May is our month to recognize mothers.
What children’s book mothers go above and beyond?
Welcome to KidLit Gems!
Join us in a coffee-style chat about favorite children’s books and the elements that make them shine.
This month’s theme: KidLit Gems for Mom
An imprint of Simon & Schuster Children’s Publishing Division
Kirkus, Starred Review
Horn Book Magazine, Starred Review
Shelf Awareness, Starred Review
Publisher’s Weekly, Best Summer Books 2014
Mrs. Poodle admired her new puppies, Fi-Fi, Foo-Foo, Ooh-La-La, and Gaston. ~ Gaston
Gaston is a story about a delivery room mix-up that goes right. What’s not to love? It has humor. Fi-Fi? Foo-Foo? Ooh-La-La? I bet Kelly DiPucchio’s critique group spit cappuccino out of their noses when they first read these names out loud.
It has smarts. Alliterations please the ears: “There was much to see. Daffodils. Ducklings. Dogs.” Attention-getting cues engage: “Would you like to see them again?”
It has heart. Despite parenting alone and discovering a post-delivery mix-up, the canine supermoms, Mrs. Poodle and Mrs. Bulldog, raise well-adjusted, thriving offspring. This is the perfect book for those who question their place in the world. While researching Gaston, I was surprised by nature vs. nurture debates. My take: While every family situation is different, one element remains the same. Belonging isn’t about similarities. It’s about love.
Christian Robinson’s retro illustrations, including the Poodle and Bulldog family pictures; make me miss my sentimental supermom; and my fairly normal, but unique gold, orange, and green childhood.
From that day forward the families met in the park every afternoon to play. Rocky, Ricky, Bruno, and Antoinette taught the poodle puppies a thing or two about being tough.
Likewise, Fi-Fi, Foo-Foo, Ooh-La-La, and Gaston taught the bulldog puppies a thing or two about being tender. ~ Gaston
Gaston reminds me of Romeo & Juliet, two families from opposite sides of the tracks, circling their territory. This age appropriate picture book’s delightful alliteration, rhymes and Matisse-esque illustrations contribute to the age-old adage, “opposites attract”. Children will delight as the “brutish or brawny” and the “proper or precious” unite. Three cheers for the mothers in this story that wisely, stand-by as Gaston and Antoinette explore their true identities. And unlike Romeo & Juliet, where the families are meddling, there is a happy ending to this love story.
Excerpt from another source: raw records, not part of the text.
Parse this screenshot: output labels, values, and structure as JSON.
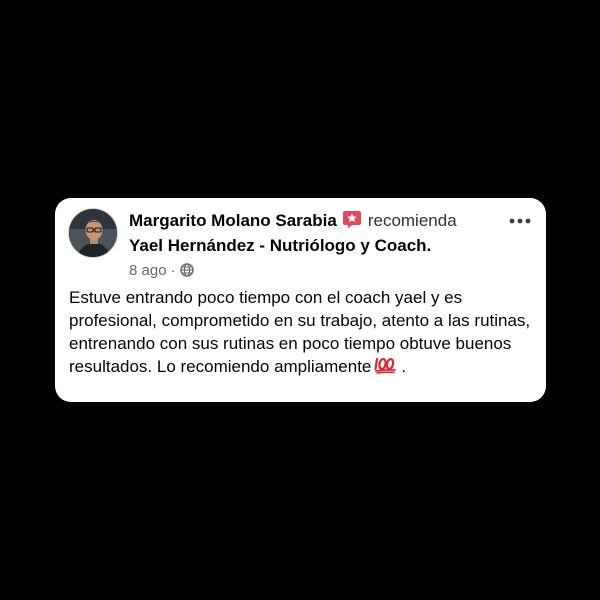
{
  "review": {
    "author": "Margarito Molano Sarabia",
    "recommend_icon": "recommendation-star-icon",
    "action": "recomienda",
    "page_name": "Yael Hernández - Nutriólogo y Coach.",
    "time": "8 ago",
    "separator": "·",
    "privacy_icon": "globe-icon",
    "more_icon": "more-options-icon",
    "body": "Estuve entrando poco tiempo con el coach yael y es profesional, comprometido en su trabajo, atento a las rutinas, entrenando con sus rutinas en poco tiempo obtuve buenos resultados. Lo recomiendo ampliamente",
    "emoji": "hundred-points-emoji",
    "body_end": "."
  },
  "colors": {
    "background": "#000000",
    "card": "#ffffff",
    "recommend_badge": "#e4475e",
    "emoji_red": "#e0262f",
    "meta_text": "#65676b"
  }
}
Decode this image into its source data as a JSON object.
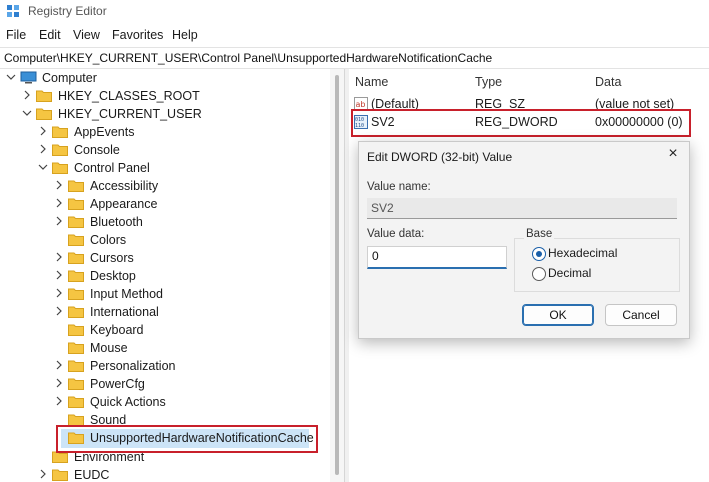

Watch for Kristi’s pick next!
We want to hear from you!
What children’s book moms excel in the motherhood department?